But Betty Dalrymple did not laugh. Her eyes, bent seaward, saw nothing now of the leaping waves; her face was fixed as a cameo’s. Only her hair stirred, wind-tossed, all in motion like her thoughts. And regarding her, Sonia Turgeinov’s eyes began to harden a little. Did the woman regret for the moment what she had said, divining again some play within a play? Yet what could there be in common between this beautiful heiress and the gardeurde chiens? No! it was absurd to conceive anything of the kind. Nevertheless Sonia Turgeinov unaccountably began to experience a vague hostility for the young girl; this she might partly attribute to the great gaps of convention separating them. Her own life, in confused pictures, surged panorama-like before her mental vision: The garret beginning; the cold and hunger hardships; the beatings, when a child; the girl problems—so hard; the woman’s—Faugh! what a life! Would that the flame of the artist had burned more brightly or not at all. She tried to imagine what she would have been, if she, too, had been born to a golden cradle.

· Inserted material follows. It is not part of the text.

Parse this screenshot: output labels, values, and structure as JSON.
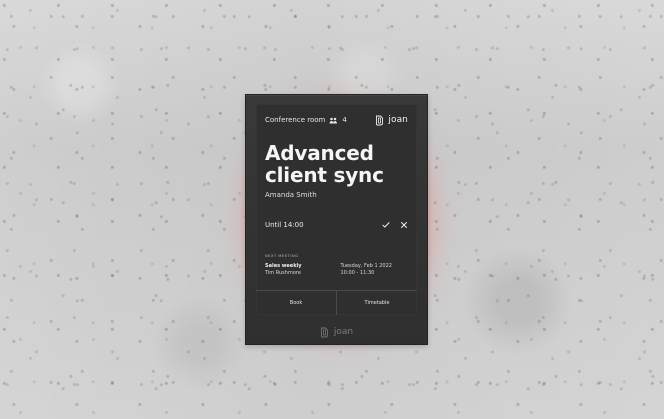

A great ennui swept over her. How old she felt on a sudden! And how homesick, too. Yes; that was it—homesickness. She could have stretched out her arms toward her much beloved and, sometimes, a little hated, Russia. The bright domes of her native city seemed to shine now in her eyes. She walked in spirit the stony pavement of the Kremlin. Cruelty, intolerance, suffering—all these reigned in the city of extremes, but she would have kissed even the cold marble at the feet of dead tyrants, the way the people did, if she could have stood at that moment in one of the old, old sacred places. Her brief flight into the new world had led her to no pots of gold at rainbow end. The little honorarium from his excellency for her part in this adventure, she did not want now. She regretted that she had ever embarked upon it. What penalty might she not have to pay yet? The law, with dragon fingers would reach out—no doubt was reaching out now—to grip her. Well, let it.

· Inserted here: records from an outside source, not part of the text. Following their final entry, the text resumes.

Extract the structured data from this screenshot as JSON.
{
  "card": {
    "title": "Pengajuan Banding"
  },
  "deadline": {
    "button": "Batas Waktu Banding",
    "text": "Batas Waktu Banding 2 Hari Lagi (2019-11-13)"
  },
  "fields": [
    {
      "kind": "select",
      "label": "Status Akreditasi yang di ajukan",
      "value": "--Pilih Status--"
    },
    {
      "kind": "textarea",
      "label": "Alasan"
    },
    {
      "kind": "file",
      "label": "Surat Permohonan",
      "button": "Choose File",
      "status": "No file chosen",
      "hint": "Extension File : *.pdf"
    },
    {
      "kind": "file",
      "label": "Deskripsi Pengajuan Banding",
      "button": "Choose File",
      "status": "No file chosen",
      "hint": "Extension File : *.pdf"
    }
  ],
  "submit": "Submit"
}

A crisp, matter-of-fact voice—concealing any agitation the speaker may have felt—broke in upon these varied reflections. Mr. Heatherbloom, rather out of breath but quiet and determined, stood before them.
“Miss Dalrymple!—Mademoiselle! There is no occasion for alarm but it will be necessary; for us to leave here at once!”
AN UNEXPECTED OFFER
“To leave?” It was Sonia Turgeinov who spoke. “You mean—” Her eyes turned oceanward but saw nothing.
He made a quick gesture toward a break in the outline of the shore where the island swept around. “Beyond!” he said succinctly and she had no doubt as to his meaning. The tent he had put up where it could not be seen from the sea. But their boat—He looked at the little craft, a too distinct object on the sands. Those on a vessel skirting the shore could not fail to discover that incriminating bit of evidence with their glasses. And there was no way of getting rid of it. He could not destroy it with his bare hands. It was unsinkable. If he set it adrift, wind and sea would drive it straight back.